And you will have favourite characters, or more accurately, least favourite characters. I personally found Prudence, the owner of Woefield Farm thanks to an inheritance, to be unappealing. She wasn’t a horrible person by any means, but her stubborn allegiance to alternative medicines really irked me. This is no doubt a personal bias and I recognize that. Other readers will see her as a hero while still others will just find her kindhearted and her medical plight humorous. I just found her annoying and mostly inconsequential for large portions of the book.
On the other hand, Seth and Earl were the comedic stars of Republic of Dirt. Seth, a young, heavy metal loving high school dropout and Earl, a cantankerous, elderly local provide most of the comedy. Both know how to turn a folksy phrase and provide wonderful commentary on the events occurring at Woefield Farm. Most of my audible laughs came courtesy of these two.
Sarah, the young focus of the book is also likable despite being yet another example of the popular “young but brilliant girl with a horrible family life” trope found in so many young adult books. I enjoyed this character but just didn’t find her terribly unique, though her love of chicken husbandry sure had me chuckling thanks to a certain aunt of mine who I suspect is Sarah’s future self.

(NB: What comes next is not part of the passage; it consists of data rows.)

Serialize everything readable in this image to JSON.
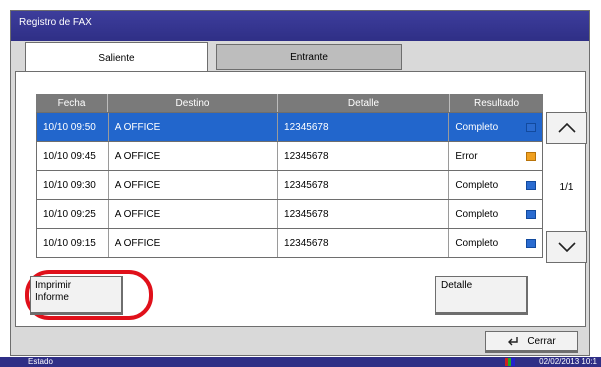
{
  "window": {
    "title": "Registro de FAX"
  },
  "tabs": [
    {
      "label": "Saliente",
      "active": true
    },
    {
      "label": "Entrante",
      "active": false
    }
  ],
  "table": {
    "headers": [
      "Fecha",
      "Destino",
      "Detalle",
      "Resultado"
    ],
    "rows": [
      {
        "fecha": "10/10 09:50",
        "destino": "A OFFICE",
        "detalle": "12345678",
        "resultado": "Completo",
        "icon": "ok-icon",
        "selected": true
      },
      {
        "fecha": "10/10 09:45",
        "destino": "A OFFICE",
        "detalle": "12345678",
        "resultado": "Error",
        "icon": "error-icon",
        "selected": false
      },
      {
        "fecha": "10/10 09:30",
        "destino": "A OFFICE",
        "detalle": "12345678",
        "resultado": "Completo",
        "icon": "ok-icon",
        "selected": false
      },
      {
        "fecha": "10/10 09:25",
        "destino": "A OFFICE",
        "detalle": "12345678",
        "resultado": "Completo",
        "icon": "ok-icon",
        "selected": false
      },
      {
        "fecha": "10/10 09:15",
        "destino": "A OFFICE",
        "detalle": "12345678",
        "resultado": "Completo",
        "icon": "ok-icon",
        "selected": false
      }
    ]
  },
  "pager": {
    "page": "1/1"
  },
  "buttons": {
    "imprimir_line1": "Imprimir",
    "imprimir_line2": "Informe",
    "detalle": "Detalle",
    "cerrar": "Cerrar"
  },
  "statusbar": {
    "label": "Estado",
    "datetime": "02/02/2013 10:1"
  },
  "colors": {
    "selected_row": "#2266cc",
    "titlebar": "#2f2f86",
    "highlight": "#e0101a"
  }
}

There is one issue I must chastise because hey, who among us is tired of political correctness, really. That is the subplot involving Seth and a former school drama teacher. These two had an inappropriate relationship when Seth was in school that led to him dropping out and becoming an alcoholic. In Republic of Dirt, the drama teacher returns and attempts to lure Seth back into a relationship that will finally come to sexual fruition. This scenario is used for comedy regularly throughout the book and ten years ago I’d probably have been laughing right along with it. Now, though, I can’t help but cringe knowing full well that if this was a young woman being pursued and assaulted by a male teacher, the comedy level would be nil. It’s the one double standard that persists and solely harms boys. We think a female teacher having sex with a male student as awesome, worthy of high fives for the boy, and in the case of Republic of Dirt, a source of endless comic fodder. I was a little surprised to see this theme play out in a novel up for a prestigious award, especially one written by a woman.

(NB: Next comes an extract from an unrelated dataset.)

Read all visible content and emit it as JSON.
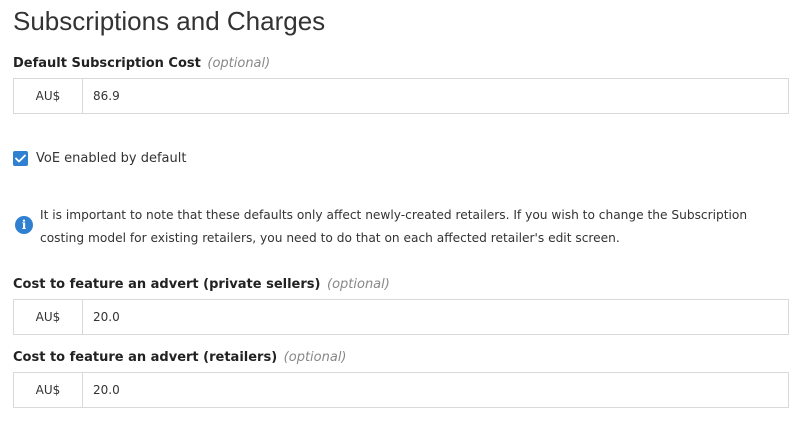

Okay, I’ll come down off my high horse now, or is that high mule to be book appropriate. Ultimately I enjoyed Republic of Dirt but I didn’t love it. It is most definitely funny and I laughed out loud a few times which is rewarding and a pretty reliable indicator of a book being good. That being said, there was a significant lull in the middle of this book that left me kind of bored. I think it could have been edited down a bit rather than continually emphasizing that Prudence wasn’t her usual self due to illness and Seth and Earl were worried and unsure of what to do without her guidance.

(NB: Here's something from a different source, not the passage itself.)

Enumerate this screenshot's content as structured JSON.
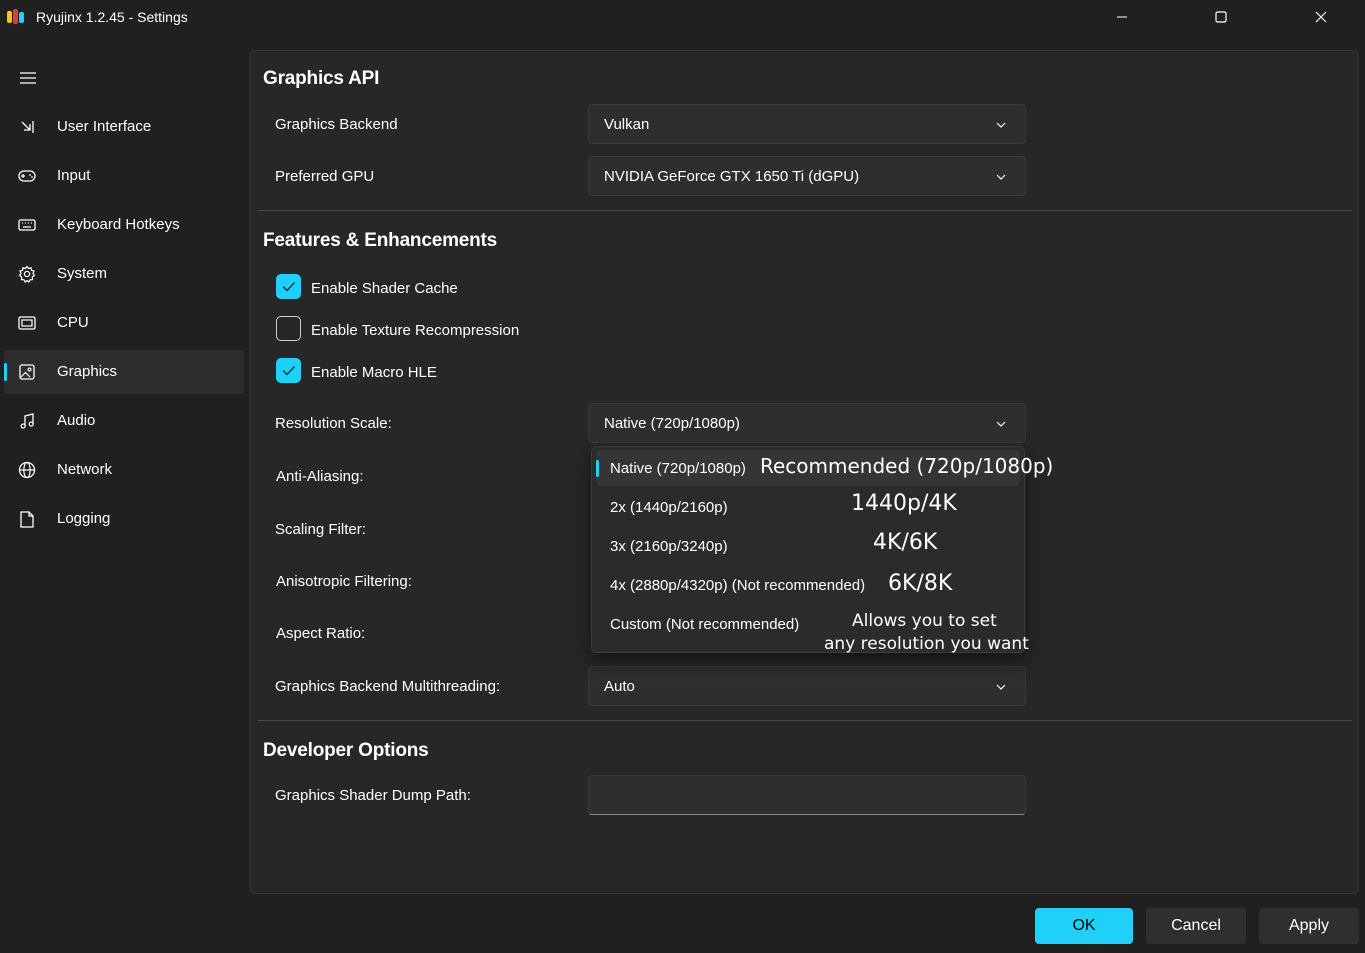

I recommend Republic of Dirt though I only give it 3.5 Baby Dill Pickles out of 5. I suspect my rating might have been higher had I read The Woefield Poultry Collective first and had some background to these characters and their plight. This is now on my To Do list.
Still, I’d have to knock the rating down for that ill-advised teacher-student sex subplot which just shouldn’t be “funny” anymore. There may be some unpleasantness in this book such as Sarah’s parents, but the book is otherwise lighthearted and family friendly, shall we say. Had it established itself as a biting satire with dark humour I’d have been more forgiving, but Republic of Dirt is certainly not that. Otherwise, it’s a worthwhile read.